The United States’ response to Palestinian plans to seek statehood recognition at the United Nations took a much sterner tone this week, with an official warning of a veto at the UN Security Council and even a cut in aid, according to a Palestinian official. While the US has repeatedly expressed opposition or concern regarding a Palestinian statehood recognition bid at the United Nations, they had been cautious in publicly committing to a veto vote. However, behind the scenes, US Consul-General in Jerusalem Daniel Rubinstein has warned they will do just that according to the WAFA Palestinian news agency.

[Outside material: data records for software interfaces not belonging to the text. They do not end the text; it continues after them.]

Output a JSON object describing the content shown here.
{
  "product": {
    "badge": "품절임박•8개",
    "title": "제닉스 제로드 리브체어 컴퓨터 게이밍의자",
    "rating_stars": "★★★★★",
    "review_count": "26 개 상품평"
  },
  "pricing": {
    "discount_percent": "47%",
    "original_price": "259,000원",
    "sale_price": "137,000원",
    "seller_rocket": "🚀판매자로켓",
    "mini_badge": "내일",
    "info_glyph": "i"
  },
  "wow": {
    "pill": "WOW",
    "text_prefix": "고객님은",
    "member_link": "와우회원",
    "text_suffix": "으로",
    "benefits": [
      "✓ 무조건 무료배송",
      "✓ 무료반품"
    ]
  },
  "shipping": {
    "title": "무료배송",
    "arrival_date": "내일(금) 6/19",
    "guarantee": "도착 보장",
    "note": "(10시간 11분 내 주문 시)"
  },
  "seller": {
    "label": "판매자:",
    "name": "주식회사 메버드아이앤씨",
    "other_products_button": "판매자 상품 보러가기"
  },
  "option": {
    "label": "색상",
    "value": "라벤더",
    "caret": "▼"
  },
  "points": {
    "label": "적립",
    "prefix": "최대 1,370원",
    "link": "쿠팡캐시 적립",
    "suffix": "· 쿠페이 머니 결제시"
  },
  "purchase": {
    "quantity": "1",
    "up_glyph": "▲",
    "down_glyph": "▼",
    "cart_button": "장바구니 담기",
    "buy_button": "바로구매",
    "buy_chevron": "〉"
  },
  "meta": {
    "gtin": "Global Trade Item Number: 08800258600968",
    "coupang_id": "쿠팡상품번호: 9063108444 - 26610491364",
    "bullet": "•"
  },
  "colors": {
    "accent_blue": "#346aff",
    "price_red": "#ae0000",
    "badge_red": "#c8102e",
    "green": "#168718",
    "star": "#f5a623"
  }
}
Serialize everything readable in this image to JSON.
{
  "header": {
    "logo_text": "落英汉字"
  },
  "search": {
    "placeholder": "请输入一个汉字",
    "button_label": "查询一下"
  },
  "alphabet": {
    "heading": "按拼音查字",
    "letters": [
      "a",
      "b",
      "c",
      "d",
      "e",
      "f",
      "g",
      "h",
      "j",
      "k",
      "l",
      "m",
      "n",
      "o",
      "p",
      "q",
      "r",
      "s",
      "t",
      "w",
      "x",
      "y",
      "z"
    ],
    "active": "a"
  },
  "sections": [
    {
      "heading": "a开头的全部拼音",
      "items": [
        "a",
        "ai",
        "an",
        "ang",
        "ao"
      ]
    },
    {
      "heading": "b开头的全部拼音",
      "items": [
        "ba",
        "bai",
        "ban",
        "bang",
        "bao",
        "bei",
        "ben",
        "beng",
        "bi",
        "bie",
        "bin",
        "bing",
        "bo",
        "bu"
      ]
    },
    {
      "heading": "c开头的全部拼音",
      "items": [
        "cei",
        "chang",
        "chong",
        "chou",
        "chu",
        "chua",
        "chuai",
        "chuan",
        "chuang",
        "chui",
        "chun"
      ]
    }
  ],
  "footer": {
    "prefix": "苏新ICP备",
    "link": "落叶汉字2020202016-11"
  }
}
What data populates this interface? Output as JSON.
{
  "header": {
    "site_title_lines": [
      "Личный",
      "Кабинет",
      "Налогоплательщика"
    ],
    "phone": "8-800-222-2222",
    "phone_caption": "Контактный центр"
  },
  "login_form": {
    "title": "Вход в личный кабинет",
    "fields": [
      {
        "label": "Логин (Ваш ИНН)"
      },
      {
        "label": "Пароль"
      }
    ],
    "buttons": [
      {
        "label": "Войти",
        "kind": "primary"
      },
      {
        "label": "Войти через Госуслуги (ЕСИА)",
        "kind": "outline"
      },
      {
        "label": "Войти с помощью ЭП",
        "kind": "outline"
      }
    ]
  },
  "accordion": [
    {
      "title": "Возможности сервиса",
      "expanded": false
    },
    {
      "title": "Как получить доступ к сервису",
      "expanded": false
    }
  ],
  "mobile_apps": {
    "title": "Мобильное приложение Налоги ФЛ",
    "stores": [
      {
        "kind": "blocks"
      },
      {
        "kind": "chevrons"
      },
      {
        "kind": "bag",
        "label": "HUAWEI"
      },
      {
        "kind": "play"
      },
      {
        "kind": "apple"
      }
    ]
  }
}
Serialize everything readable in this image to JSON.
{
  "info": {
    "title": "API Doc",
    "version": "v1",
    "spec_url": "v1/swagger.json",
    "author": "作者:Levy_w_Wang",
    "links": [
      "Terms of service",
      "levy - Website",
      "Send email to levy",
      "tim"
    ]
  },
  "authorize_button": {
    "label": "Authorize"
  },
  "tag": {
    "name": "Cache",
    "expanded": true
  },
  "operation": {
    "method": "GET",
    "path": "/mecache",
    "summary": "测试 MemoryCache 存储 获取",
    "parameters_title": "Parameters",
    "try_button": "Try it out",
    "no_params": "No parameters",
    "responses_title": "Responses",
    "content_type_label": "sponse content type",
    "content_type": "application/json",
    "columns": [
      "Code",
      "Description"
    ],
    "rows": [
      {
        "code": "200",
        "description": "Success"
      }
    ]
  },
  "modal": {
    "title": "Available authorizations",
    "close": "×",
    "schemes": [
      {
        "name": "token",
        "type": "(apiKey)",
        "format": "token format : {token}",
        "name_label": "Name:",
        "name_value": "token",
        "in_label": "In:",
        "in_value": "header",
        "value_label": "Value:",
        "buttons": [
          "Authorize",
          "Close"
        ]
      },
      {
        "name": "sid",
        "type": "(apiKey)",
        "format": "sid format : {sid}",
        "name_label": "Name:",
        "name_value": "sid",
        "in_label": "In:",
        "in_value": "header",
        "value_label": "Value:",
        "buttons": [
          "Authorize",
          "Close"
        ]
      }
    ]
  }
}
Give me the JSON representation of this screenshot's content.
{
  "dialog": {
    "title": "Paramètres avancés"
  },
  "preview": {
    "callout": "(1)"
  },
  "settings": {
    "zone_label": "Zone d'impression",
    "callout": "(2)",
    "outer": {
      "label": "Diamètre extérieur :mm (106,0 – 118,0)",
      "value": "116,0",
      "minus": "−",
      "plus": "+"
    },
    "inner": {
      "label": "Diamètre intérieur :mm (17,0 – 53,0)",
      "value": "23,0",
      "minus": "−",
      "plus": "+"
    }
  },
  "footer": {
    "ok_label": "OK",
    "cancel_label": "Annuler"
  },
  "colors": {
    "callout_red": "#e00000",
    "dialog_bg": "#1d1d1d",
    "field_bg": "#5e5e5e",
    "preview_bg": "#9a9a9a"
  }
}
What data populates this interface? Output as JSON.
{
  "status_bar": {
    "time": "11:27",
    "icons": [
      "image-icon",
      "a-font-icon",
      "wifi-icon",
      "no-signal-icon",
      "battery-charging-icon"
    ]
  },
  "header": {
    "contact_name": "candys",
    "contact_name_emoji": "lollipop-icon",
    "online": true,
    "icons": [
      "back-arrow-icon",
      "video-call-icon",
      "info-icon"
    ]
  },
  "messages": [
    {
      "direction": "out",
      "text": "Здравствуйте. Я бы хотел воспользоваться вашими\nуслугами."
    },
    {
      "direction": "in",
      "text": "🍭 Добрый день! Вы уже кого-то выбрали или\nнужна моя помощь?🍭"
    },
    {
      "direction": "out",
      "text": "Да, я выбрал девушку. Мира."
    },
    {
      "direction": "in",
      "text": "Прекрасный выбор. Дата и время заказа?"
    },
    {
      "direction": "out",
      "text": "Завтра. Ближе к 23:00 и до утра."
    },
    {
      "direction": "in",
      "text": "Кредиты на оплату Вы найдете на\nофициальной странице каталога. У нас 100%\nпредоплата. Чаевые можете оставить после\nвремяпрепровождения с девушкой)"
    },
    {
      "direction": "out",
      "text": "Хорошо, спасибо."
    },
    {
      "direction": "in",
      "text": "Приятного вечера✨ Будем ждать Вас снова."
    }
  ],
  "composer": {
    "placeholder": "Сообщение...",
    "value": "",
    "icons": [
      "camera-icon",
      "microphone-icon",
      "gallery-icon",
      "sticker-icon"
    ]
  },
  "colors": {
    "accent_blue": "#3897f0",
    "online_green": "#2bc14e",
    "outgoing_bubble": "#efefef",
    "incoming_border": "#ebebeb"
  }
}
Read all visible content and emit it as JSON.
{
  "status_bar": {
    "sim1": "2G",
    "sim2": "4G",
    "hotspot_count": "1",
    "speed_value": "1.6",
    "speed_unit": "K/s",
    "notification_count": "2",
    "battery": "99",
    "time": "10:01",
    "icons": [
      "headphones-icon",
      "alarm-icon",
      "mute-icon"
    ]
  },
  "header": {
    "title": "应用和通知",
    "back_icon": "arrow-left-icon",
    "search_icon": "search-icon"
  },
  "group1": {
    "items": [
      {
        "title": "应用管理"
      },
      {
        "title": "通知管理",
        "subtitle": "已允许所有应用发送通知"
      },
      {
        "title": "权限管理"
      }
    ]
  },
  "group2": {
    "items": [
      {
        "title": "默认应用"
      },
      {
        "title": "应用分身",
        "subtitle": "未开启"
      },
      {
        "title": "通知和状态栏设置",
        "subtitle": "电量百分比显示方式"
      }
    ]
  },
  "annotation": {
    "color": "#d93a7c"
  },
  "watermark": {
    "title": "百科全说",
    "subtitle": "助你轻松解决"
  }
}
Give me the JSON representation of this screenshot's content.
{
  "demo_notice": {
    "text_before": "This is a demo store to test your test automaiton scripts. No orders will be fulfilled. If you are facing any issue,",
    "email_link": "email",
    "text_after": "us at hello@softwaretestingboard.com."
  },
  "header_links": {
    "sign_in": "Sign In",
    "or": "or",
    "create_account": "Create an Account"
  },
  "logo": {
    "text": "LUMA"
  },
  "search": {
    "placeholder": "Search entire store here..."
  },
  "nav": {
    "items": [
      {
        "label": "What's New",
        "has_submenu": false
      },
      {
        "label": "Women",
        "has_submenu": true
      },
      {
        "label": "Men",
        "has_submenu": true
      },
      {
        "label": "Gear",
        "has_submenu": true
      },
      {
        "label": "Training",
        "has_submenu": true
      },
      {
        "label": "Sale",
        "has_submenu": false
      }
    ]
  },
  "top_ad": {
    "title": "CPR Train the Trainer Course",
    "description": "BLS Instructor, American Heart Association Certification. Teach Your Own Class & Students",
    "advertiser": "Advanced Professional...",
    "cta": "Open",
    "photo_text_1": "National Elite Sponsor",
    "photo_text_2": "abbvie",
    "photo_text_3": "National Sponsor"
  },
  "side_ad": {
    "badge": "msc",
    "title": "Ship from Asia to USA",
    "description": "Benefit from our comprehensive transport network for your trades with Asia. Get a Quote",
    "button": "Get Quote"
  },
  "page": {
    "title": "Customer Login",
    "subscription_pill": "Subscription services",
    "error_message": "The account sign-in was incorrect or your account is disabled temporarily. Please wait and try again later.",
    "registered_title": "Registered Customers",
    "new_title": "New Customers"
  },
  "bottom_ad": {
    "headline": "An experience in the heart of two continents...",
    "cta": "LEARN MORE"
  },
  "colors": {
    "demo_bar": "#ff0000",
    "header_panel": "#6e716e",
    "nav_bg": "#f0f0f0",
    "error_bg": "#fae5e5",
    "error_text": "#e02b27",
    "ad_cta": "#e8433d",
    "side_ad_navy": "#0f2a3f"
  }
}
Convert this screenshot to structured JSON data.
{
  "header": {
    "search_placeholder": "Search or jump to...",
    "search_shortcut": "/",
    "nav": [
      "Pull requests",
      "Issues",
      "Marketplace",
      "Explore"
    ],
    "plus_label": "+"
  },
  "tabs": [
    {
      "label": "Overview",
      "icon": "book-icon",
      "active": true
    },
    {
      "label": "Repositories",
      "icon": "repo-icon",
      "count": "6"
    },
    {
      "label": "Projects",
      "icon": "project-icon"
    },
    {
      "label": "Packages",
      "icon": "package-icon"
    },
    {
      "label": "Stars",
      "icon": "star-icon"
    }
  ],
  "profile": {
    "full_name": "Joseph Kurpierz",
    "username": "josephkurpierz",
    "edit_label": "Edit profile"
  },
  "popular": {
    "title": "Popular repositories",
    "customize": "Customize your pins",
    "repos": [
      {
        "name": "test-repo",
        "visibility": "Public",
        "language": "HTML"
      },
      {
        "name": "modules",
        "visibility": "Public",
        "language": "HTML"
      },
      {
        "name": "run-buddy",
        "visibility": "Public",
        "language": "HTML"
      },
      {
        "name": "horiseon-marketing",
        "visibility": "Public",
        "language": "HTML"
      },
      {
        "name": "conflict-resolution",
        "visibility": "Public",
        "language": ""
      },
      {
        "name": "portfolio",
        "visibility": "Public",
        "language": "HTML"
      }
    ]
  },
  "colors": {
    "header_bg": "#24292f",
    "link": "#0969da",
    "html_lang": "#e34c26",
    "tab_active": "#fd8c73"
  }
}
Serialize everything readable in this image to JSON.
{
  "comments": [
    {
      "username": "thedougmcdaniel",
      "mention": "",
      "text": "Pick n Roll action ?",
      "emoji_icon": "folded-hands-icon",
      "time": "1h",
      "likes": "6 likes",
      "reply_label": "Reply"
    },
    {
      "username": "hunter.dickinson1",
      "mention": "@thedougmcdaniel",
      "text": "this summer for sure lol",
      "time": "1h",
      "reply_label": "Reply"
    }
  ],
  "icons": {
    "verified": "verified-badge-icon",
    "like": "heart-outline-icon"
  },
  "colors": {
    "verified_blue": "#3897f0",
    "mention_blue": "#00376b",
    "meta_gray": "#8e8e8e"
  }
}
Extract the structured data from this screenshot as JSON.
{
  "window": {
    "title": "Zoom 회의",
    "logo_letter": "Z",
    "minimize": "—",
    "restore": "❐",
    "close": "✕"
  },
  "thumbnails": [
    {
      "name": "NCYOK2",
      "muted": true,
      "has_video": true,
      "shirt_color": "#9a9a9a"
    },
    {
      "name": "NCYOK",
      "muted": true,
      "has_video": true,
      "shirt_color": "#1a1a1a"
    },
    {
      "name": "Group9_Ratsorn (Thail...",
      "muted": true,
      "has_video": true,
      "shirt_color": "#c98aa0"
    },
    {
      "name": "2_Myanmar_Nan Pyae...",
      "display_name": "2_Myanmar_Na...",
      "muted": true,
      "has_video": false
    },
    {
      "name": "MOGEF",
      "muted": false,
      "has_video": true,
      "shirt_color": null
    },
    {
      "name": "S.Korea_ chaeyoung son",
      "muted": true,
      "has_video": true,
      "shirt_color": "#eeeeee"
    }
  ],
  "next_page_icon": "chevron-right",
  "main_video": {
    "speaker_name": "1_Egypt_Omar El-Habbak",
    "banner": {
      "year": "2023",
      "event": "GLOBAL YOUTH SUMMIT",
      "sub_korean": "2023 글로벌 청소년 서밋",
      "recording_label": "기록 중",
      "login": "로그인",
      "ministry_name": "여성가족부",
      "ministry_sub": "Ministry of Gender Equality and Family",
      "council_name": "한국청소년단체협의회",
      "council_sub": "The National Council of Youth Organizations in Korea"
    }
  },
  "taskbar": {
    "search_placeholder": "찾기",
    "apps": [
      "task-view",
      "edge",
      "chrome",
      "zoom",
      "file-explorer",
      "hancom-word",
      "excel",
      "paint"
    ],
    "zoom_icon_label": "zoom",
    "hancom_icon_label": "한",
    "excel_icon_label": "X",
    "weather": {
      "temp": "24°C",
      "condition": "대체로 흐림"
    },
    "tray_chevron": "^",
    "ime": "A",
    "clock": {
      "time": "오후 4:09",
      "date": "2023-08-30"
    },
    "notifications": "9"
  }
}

Citing a statement from the office of key Palestinian official Saeb Erekat, WAFA reported that Rubinstein told Erekat the US would veto a Palestinian statehood recognition proposal at the powerful UN Security Council. The US is one of five nations with veto power on the Council, a UN body that does have legally binding authority to recognize a Palestinian state, unlike the UN General Assembly.

In light of the anticipated US veto at the Council, now reportedly confirmed, the Palestinians had been expected to turn to the General Assembly to seek a more symbolic vote on their UN status that wouldn’t legally recognize their state but could increase their options in a diplomatic offensive against Israel. However, Erekat said Rubinstein warned him against that step as well.

Saying that the US thinks it is better if the Palestinians reach an agreement with Israel through direct negotiations and feels a UN approach would be “useless and futile,” Erekat said Rubinstein told him the US Congress would cut financial aid to the Palestinians if they went to the General Assembly as planned.

The US Congress has threatened such a step before, but the warning from a US official seems to further indicate the likelihood of the move being fully carried out.

The US, Israel, Germany and others have expressed their opposition to a Palestinian UN bid. The Americans have repeatedly called such a step “unhelpful” to the peace process. Israel has expressed concern that a UN General Assembly vote would codify tougher Palestinian positions with their automatic majority at the UN and would therefore make compromise even less likely.

(By Staff, August 26, 2011)